Understanding your clients and team members and adapting your communication style to their needs can create a more efficient and productive work environment. 

5. Don’t be afraid to ask for help 

“There are no foolish questions, and no man becomes a fool until he has stopped asking questions.” – Charles Proteus Steinmetz

Asking questions does not mean you’re not smart or capable. It’s incredibly important to ask questions because if you lack understanding, you will deliver work with mistakes. You’ll have to re-do it, and it’s frustrating to work with someone who constantly turns in sloppy work and wastes company time by circling back and fixing work when they could have asked initial questions and completed it correctly the first time. 

My advice is if you don’t understand what you’re being asked to do, immediately ask a team member for more context or to show you how to complete the task. I have never had anyone deny me a tutorial or further instructions, and they ended up appreciating it in the long run because we avoided having to go back and forth to make edits. 

6. Triple check your work and the directions

While everyone appreciates receiving work back quickly, no one wants poorly constructed work that needs to be redone. Stop rushing projects. Your team would rather you spend a few more hours on projects to produce high-quality work than spend more time fixing the mistakes you made.

To avoid making mistakes, I have a few tips I suggest following:

  • Thoroughly read the directions of a task. If you need more clarification on what you’re being asked to do, ask as many questions as possible or ask for a demonstration. There has never been a moment when my team members were upset that I asked them to show me how to do something or asked for additional information. At the end of the day, they appreciated it, and I produced high-quality work. 
  • If you foresee a potential deadline issue,  it’s best to communicate this early with your team. They can then assess if an extension is possible or provide the necessary support to help you meet the deadline. 
  • If you’re writing a blog or press release, re-read what you wrote aloud to catch any grammatical errors or fluency issues. 

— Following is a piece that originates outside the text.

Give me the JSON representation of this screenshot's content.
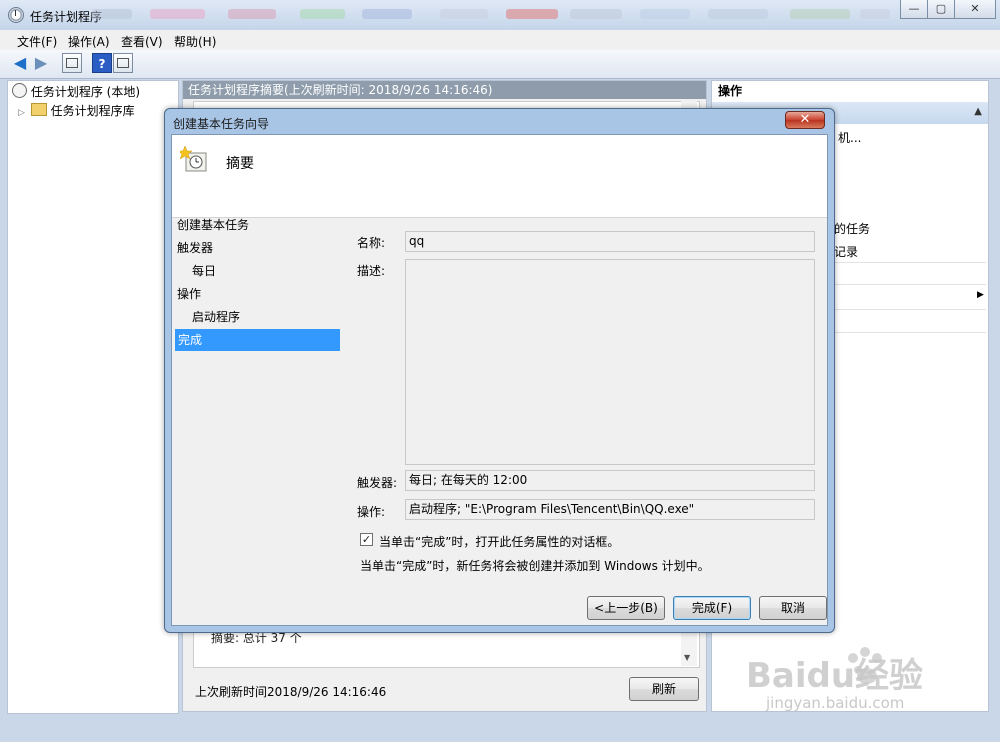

Remember, you are hurting yourself and your agency’s credibility if you do not take the appropriate steps to complete the work. If you do this, you will never excel in your career because no one wants someone working for them who can’t follow basic directions or that turns in careless work. 

Following these six steps will ensure you lay a strong foundation for a successful career as a new professional. Remember that the habits and reputation you establish early on will follow you throughout your career, so you should always be mindful of your actions and start on the right foot.  For more insights on how to succeed as a new graduate in the first few years of your career, listen to episode 66 of Can You Hear Me? “Advice for New Grads Just Beginning Their Careers.”